- _Input data_

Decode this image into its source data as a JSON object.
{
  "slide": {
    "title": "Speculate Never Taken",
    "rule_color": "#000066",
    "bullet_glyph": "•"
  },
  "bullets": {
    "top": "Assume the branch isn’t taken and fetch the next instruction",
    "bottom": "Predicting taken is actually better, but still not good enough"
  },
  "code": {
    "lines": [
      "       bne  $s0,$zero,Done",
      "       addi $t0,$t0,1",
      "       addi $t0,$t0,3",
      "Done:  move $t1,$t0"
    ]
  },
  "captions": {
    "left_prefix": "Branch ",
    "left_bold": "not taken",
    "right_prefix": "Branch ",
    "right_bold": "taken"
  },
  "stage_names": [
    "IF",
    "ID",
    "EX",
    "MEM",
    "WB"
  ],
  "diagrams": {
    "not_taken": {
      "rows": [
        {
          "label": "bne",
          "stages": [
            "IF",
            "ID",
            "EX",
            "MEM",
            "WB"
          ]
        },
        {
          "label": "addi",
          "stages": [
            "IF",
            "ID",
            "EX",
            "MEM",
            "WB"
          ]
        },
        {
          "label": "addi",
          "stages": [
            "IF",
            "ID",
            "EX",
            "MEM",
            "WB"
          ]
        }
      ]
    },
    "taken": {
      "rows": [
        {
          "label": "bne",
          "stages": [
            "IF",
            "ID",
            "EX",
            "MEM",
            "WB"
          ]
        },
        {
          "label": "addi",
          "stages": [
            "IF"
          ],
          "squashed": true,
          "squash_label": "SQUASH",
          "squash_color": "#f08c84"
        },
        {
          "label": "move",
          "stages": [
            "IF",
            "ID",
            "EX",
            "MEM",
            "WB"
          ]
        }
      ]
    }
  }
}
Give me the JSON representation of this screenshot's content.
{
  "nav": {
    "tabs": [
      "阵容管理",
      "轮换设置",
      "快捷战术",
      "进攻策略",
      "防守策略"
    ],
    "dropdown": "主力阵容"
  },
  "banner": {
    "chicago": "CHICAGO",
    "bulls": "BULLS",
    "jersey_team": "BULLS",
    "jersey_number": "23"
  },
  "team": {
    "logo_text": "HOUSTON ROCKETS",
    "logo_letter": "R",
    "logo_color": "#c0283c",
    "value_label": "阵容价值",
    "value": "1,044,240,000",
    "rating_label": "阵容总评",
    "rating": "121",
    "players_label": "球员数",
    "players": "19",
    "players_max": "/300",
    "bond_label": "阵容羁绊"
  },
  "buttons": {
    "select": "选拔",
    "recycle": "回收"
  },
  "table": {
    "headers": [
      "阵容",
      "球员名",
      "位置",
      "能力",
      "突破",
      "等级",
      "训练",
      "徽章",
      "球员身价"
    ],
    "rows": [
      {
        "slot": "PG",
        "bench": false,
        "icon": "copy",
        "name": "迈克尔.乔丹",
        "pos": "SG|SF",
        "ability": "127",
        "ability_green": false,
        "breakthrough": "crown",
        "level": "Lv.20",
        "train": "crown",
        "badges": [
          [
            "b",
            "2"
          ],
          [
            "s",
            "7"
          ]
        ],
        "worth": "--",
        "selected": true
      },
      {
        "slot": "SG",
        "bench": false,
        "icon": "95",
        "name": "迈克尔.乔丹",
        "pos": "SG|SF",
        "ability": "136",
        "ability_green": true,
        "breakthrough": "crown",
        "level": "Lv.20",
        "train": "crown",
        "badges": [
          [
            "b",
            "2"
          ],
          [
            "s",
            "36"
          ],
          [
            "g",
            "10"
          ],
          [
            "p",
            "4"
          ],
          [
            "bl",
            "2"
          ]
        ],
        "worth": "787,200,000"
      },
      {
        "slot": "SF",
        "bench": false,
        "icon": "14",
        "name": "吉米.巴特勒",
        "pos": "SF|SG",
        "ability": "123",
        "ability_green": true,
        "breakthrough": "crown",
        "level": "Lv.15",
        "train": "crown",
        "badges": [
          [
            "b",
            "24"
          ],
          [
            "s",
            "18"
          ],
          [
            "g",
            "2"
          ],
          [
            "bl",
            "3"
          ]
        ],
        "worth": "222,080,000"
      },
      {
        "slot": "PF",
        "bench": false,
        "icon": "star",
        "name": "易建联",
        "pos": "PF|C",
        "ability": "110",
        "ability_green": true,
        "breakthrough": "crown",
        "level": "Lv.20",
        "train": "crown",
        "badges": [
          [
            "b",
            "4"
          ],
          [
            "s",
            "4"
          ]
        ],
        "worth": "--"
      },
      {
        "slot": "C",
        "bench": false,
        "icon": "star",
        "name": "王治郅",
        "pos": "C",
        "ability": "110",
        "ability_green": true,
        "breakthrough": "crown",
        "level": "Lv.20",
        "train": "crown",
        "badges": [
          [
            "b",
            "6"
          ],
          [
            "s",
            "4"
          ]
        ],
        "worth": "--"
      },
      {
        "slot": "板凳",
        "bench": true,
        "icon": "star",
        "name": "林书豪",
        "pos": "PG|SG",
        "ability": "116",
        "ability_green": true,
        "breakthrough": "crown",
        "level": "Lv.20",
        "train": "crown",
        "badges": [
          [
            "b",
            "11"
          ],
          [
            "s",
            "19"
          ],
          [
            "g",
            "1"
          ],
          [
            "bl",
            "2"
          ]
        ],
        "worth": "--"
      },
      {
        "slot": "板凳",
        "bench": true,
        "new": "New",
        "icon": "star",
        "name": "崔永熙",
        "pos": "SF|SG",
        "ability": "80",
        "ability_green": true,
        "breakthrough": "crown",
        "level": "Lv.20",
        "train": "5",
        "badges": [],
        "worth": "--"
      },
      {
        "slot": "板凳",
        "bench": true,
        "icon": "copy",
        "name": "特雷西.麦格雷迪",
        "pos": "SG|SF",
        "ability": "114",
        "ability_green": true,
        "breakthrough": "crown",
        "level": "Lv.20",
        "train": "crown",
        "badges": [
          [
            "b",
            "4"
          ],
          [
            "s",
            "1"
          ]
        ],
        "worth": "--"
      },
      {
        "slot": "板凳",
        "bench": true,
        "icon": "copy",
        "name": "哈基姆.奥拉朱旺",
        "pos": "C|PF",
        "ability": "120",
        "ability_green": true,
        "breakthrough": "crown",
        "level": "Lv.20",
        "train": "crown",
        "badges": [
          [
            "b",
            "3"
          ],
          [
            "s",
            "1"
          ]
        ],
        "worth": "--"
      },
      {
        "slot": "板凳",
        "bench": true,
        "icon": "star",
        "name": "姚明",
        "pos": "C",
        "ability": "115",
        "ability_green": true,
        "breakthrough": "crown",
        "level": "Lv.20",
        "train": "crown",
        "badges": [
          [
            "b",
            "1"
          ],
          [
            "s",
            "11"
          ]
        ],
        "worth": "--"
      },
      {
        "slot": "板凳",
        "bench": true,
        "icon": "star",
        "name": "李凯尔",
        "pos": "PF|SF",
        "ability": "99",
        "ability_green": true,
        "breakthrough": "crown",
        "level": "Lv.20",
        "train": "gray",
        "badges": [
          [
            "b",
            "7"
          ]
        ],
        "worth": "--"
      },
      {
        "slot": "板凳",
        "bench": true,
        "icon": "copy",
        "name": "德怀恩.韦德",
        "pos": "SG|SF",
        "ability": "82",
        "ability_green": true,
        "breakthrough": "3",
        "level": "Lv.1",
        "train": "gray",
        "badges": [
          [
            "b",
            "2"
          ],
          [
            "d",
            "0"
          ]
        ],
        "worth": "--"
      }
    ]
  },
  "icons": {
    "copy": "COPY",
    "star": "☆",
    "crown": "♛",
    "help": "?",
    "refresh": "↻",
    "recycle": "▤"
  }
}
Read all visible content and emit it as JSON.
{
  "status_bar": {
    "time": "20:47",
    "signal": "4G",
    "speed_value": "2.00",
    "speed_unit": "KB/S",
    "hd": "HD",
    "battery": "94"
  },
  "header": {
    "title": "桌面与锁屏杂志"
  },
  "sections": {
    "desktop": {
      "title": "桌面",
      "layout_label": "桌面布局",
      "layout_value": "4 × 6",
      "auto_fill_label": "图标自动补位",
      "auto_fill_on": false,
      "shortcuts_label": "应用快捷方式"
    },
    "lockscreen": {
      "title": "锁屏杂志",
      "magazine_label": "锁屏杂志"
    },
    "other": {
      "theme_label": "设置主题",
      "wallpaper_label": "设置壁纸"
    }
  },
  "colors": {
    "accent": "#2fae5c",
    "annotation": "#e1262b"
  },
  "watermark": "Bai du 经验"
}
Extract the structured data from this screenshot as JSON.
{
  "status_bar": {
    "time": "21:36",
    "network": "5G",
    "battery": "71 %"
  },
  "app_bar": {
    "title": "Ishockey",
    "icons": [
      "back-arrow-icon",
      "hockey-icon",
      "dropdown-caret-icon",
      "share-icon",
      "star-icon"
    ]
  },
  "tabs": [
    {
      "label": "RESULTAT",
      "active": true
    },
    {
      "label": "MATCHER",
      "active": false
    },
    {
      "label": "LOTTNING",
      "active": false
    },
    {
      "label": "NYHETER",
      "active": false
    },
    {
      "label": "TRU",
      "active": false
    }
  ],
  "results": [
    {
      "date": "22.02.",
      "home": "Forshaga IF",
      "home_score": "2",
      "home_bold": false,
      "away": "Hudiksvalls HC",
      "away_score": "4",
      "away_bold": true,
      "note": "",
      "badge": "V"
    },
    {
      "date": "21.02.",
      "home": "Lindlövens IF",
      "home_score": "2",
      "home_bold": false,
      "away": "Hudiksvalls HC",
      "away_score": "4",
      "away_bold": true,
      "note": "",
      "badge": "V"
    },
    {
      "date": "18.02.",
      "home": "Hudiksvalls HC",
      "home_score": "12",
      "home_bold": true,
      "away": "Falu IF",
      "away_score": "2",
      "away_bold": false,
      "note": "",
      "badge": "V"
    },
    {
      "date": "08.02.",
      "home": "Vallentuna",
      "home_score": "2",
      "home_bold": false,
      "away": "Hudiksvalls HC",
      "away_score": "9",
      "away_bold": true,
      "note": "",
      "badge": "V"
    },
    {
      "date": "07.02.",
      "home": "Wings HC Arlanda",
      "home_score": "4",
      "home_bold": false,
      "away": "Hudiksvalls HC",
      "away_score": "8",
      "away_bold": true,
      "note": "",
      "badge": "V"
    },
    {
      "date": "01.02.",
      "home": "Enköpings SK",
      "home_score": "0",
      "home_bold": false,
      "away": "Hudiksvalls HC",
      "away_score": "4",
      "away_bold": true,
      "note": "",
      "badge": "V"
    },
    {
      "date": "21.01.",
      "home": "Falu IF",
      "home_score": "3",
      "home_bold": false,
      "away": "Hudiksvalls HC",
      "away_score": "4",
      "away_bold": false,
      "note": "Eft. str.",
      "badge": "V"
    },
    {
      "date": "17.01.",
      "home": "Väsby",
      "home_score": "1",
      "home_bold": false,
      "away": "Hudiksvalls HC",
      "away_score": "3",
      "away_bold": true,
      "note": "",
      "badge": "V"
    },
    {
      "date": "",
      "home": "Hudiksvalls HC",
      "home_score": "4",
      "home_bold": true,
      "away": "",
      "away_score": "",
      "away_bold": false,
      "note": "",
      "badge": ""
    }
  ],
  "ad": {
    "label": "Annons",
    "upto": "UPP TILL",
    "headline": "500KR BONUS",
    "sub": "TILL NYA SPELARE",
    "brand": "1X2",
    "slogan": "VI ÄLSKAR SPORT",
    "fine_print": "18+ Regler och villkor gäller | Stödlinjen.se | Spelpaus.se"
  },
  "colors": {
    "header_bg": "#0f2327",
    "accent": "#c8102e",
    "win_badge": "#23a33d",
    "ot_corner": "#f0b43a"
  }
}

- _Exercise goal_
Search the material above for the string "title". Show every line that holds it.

- _Result of the task_
    "title": "Speculate Never Taken",
    "title": "桌面与锁屏杂志"
      "title": "桌面",
      "title": "锁屏杂志",
    "title": "Ishockey",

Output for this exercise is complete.